Seaside is a small town on the northern Oregon Coast, an hour-and-a-half drive from Portland. It has long been a popular destination for vacationing families and spring-break revelers. It’s home to skee-ball, bumper cars and Lewis and Clark’s salt works.
A fight broke out among several young males in Seaside during the Labor Day weekend in 1962. When police moved in to break it up, hundreds of young white people went on a rampage, bombarding police with rocks and beer bottles, full and empty. (Yes, alcohol was involved.)
Firefighters trained hoses on the rioters; the rioters took knives to the hoses. The hoses they didn’t slash, they turned on the firefighters. Storefront windows on Broadway were smashed, cars were vandalized. The thirty-foot-high lifeguard tower was pulled from the beach. Police reinforcements came from Astoria and Portland. Sixty people were arrested.
The rioters were so energized they came back and did it again the following Labor Day and then again in 1964. In 1965 hundreds of state police and national guardsmen were ready and all was quiet that year.
A twenty-five-year anniversary melee occurred during spring break in 1999, but it was short-lived. The rioters didn’t seem to have their hearts in it, just a few smashed store windows and some vandalism.
Fast-forward a few decades: the Keene Pumpkin Festival. The small New Hampshire town hosts its annual harvest festival. The centerpiece is a display of thousands of carved pumpkins in Keene’s downtown. Keene set the Guiness record for lit jack o’ lanterns with 30,581 in 2013.
In 2014, drunken students from Keene State College joined the festivities and turned it into a riot. (Yes, alcohol was involved.) As one intrepid participant put it: “It’s just like a rush. You’re revolting from the cops. It’s fucking wicked.”
There was no social media in the 1960s. The Keene riots, two months after the killing of Michael Brown and resultant upheavals in Ferguson Missouri, unleashed barrages of ridicule on Twitter.
- White people in New Hampshire really need to do some self-reflection and regulate their animal impulses in the wake of #keenepumpkinfest.
- If white people continue to glorify pumpkin violence in their culture they deserve the spice-latte thug stereotypes.
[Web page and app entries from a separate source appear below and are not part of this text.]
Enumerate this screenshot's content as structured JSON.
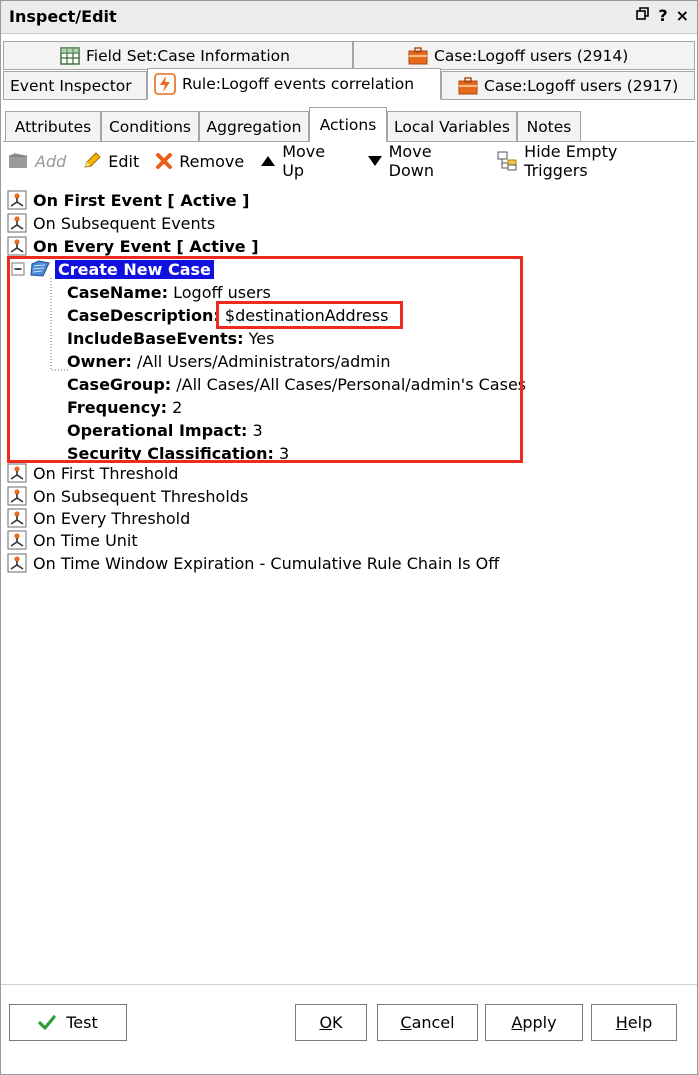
{
  "window": {
    "title": "Inspect/Edit",
    "controls": [
      "restore-icon",
      "?",
      "×"
    ]
  },
  "editor_tabs": {
    "row1": [
      {
        "label": "Field Set:Case Information",
        "icon": "grid-icon"
      },
      {
        "label": "Case:Logoff users (2914)",
        "icon": "briefcase-icon"
      }
    ],
    "row2": [
      {
        "label": "Event Inspector"
      },
      {
        "label": "Rule:Logoff events correlation",
        "icon": "rule-icon",
        "active": true
      },
      {
        "label": "Case:Logoff users (2917)",
        "icon": "briefcase-icon"
      }
    ]
  },
  "sub_tabs": [
    {
      "label": "Attributes"
    },
    {
      "label": "Conditions"
    },
    {
      "label": "Aggregation"
    },
    {
      "label": "Actions",
      "active": true
    },
    {
      "label": "Local Variables"
    },
    {
      "label": "Notes"
    }
  ],
  "toolbar": {
    "add": "Add",
    "edit": "Edit",
    "remove": "Remove",
    "move_up": "Move Up",
    "move_down": "Move Down",
    "hide_empty": "Hide Empty Triggers"
  },
  "tree": {
    "on_first_event": "On First Event [ Active ]",
    "on_subsequent_events": "On Subsequent Events",
    "on_every_event": "On Every Event [ Active ]",
    "create_new_case": "Create New Case",
    "props": [
      {
        "key": "CaseName:",
        "value": "Logoff users"
      },
      {
        "key": "CaseDescription:",
        "value": "$destinationAddress"
      },
      {
        "key": "IncludeBaseEvents:",
        "value": "Yes"
      },
      {
        "key": "Owner:",
        "value": "/All Users/Administrators/admin"
      },
      {
        "key": "CaseGroup:",
        "value": "/All Cases/All Cases/Personal/admin's Cases"
      },
      {
        "key": "Frequency:",
        "value": "2"
      },
      {
        "key": "Operational Impact:",
        "value": "3"
      },
      {
        "key": "Security Classification:",
        "value": "3"
      }
    ],
    "on_first_threshold": "On First Threshold",
    "on_subsequent_thresholds": "On Subsequent Thresholds",
    "on_every_threshold": "On Every Threshold",
    "on_time_unit": "On Time Unit",
    "on_time_window": "On Time Window Expiration - Cumulative Rule Chain Is Off"
  },
  "buttons": {
    "test": "Test",
    "ok_u": "O",
    "ok_rest": "K",
    "cancel_u": "C",
    "cancel_rest": "ancel",
    "apply_u": "A",
    "apply_rest": "pply",
    "help_u": "H",
    "help_rest": "elp"
  },
  "colors": {
    "highlight_box": "#ef2a1f",
    "selection": "#1010e0"
  }
}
- White students vandalizing. Where are the leaders who will speak about this culture of violence?
- Don’t these people have jobs? Where are the white fathers? What will end this corrosive culture of violence?!
And so on…